If you cannot beat them; join them !!

And this is how the horrific tragedy that surfaced in the Port of Guiria last week. There corpses began to be washed up by the sea. The bodies men women, children and even babies popped up by dozens. Messages retrieved from relatives of the death cellphones told the world a story that reveals the entente cordiale between Trinidadian authorities, the Venezuelan regime and the criminal gangs trafficking with people. Because Trinidad obviously could not exact any punishment either to gangs or the regime in Venezuela, it thus chose to join in the profits.
Beatrice E. Rangel.

In the 1980’s Trinidad and Tobago advanced at the UN the proposal to create an international court to effectively deal with transnational organized crime. And as customarily in the US the proposal gave birth to a completely different institution: The International Penal Court to focus on crimes against humanity. Trinidad had to wait until 2000 to see the international community take action against transnational organized crime when the UN Convention against Transnational Organized crime was adopted in Palermo, Italy.

By that time Trinidad was sharing its sea-lanes with and autocratic regime in Venezuela that was turning criminal by virtue of its foreign alliances with FARC in Colombia and with Cuba. For those that lack the background, FARC had turned into a drug trafficking organization in the 1990s while Cuba had allowed Colombian drug lords to use its territory to transship drugs to the US at the tune of US $1 million per day. And as time passed Venezuela’s regime became increasingly delinquent as its sealed power sharing pacts with street gangs and drug dealing mafias. The idea being for criminal organizations to exert control over swaths of the Venezuelan territory to disseminate fear and through fear secure the regime’s survival. In exchange the regime would turn blind eyes to their criminal activities. Criminal organizations began to take control of regions within Venezuela’s territory . El Tren de Aragua took over the core of the industrial region of central Venezuela. Santanita and his gang took over Táchira, a state that borders Colombia; Wilexi took over Petare , a slum in Caracas that rivals the favela La Rosilla in Rio de Janeiro. Eventually both Santanita and Wilexi had disagreements with the regime that turned them into hit targets by government forces. In the Eastern region of Venezuela colectivos took over cottage fisheries. At first exacting tariffs over the daily catch. Then they took direct control of the boats and began to kidnap yachts and charge surtaxes to those brave enough to sail close to Venezuela. And Tobago the precious ecotourism destination turned into a solitary destination avoided by the rich and famous that it was supposed to attract.

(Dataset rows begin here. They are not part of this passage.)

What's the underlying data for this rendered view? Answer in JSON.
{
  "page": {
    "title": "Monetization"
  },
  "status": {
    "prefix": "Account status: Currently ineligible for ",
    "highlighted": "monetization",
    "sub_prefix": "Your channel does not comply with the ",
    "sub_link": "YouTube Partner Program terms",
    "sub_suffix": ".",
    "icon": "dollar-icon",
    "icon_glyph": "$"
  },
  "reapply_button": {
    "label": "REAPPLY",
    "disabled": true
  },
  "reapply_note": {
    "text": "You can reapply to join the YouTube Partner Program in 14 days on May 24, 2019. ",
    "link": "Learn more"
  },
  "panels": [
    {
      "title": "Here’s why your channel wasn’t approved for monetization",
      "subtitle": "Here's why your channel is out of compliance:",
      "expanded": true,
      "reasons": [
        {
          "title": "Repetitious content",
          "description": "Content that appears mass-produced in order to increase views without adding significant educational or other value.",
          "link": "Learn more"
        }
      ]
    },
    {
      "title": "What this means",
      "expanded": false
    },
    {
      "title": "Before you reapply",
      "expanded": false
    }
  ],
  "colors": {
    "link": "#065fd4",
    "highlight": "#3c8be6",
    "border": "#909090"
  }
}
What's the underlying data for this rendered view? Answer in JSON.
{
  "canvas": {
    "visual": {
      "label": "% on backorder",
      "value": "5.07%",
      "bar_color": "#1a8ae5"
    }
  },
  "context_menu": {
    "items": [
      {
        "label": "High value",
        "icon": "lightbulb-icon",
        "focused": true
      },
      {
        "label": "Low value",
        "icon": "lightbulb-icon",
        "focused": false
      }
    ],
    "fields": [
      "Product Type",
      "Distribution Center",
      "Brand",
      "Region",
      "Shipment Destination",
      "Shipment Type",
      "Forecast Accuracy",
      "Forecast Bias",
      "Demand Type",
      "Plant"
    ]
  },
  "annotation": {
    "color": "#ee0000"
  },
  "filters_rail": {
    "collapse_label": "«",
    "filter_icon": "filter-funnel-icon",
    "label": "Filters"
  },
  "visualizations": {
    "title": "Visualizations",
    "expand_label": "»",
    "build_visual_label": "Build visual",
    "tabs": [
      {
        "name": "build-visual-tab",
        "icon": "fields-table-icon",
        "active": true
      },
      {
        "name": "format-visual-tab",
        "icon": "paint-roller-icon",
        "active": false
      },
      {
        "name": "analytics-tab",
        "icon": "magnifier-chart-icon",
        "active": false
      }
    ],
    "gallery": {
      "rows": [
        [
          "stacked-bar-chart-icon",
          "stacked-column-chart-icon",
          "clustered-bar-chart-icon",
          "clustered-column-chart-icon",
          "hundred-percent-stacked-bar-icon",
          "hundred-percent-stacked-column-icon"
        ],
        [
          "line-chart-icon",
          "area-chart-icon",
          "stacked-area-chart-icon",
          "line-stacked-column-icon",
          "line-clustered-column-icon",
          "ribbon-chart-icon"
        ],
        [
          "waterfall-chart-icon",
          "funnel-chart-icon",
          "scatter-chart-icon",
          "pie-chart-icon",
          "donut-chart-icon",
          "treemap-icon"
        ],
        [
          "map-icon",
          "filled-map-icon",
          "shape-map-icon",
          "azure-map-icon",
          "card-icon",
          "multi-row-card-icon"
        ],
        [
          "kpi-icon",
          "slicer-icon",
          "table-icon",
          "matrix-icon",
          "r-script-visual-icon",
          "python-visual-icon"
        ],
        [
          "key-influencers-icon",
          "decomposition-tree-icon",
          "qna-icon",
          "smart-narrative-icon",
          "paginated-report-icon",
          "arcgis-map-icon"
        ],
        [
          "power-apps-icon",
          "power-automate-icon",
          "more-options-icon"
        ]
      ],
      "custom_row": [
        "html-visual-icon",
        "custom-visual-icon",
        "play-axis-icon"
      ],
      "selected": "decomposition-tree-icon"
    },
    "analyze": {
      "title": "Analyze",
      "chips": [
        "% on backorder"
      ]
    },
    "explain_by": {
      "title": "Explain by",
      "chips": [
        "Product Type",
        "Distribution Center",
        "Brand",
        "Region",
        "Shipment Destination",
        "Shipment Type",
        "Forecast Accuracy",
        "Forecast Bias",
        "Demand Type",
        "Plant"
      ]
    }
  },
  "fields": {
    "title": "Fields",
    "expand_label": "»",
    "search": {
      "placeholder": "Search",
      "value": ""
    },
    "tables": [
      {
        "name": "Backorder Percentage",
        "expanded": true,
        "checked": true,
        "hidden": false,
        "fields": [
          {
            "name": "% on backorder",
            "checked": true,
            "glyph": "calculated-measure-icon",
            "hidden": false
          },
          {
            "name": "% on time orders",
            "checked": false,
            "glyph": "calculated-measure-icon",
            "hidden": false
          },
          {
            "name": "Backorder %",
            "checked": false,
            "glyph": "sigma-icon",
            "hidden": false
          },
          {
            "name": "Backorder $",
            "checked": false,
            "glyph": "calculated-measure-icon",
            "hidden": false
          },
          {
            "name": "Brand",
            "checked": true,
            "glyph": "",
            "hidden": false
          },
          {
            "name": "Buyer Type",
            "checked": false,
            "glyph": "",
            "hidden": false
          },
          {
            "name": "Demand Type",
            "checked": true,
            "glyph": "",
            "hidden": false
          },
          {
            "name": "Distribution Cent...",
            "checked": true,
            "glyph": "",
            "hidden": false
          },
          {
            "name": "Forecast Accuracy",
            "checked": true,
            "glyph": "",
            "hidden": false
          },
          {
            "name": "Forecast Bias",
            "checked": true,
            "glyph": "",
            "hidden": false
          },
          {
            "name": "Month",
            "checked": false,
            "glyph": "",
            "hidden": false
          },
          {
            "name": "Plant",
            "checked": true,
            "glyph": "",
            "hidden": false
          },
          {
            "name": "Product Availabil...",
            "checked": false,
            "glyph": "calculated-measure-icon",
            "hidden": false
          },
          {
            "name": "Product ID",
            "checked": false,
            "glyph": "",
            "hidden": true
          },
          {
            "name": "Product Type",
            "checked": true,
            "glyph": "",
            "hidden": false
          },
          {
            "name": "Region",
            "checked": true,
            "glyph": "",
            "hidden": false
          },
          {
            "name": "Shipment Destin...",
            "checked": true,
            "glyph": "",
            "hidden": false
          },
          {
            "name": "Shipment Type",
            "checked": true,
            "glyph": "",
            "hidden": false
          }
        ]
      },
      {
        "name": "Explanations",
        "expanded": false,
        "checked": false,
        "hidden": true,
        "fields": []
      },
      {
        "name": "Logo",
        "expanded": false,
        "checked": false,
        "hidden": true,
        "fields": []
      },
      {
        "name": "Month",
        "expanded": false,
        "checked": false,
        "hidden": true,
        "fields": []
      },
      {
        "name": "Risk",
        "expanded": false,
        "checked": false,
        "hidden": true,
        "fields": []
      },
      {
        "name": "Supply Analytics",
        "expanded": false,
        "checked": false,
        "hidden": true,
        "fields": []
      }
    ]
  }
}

Along the road came US sanctions which gave even more power to unlawful organizations, as they were the conduit to enhance illicit income streams represented by drug and human trafficking; gold and other mineral exploitation and; fees accruing from renting territory to organized crime Two mega businesses saw the light. First sanctions could be bypassed by virtue of placing Venezuelan oil in Trinidadian tankers so that it would reach international markets as Trinidadian product. Second, let the people smugglers exploiting desperate Venezuelans flying from the regime to freely operate. Some of the “charges” however would need to be deported back to Venezuela. And this is how the horrific tragedy that surfaced in the Port of Guiria last week. There corpses began to be washed up by the sea. The bodies men women, children and even babies popped up by dozens. Messages retrieved from relatives of the death cellphones told the world a story that reveals the entente cordiale between Trinidadian authorities, the Venezuelan regime and the criminal gangs trafficking with people. Because Trinidad obviously could not exact any punishment either to gangs or the regime in Venezuela, it thus chose to join in the profits.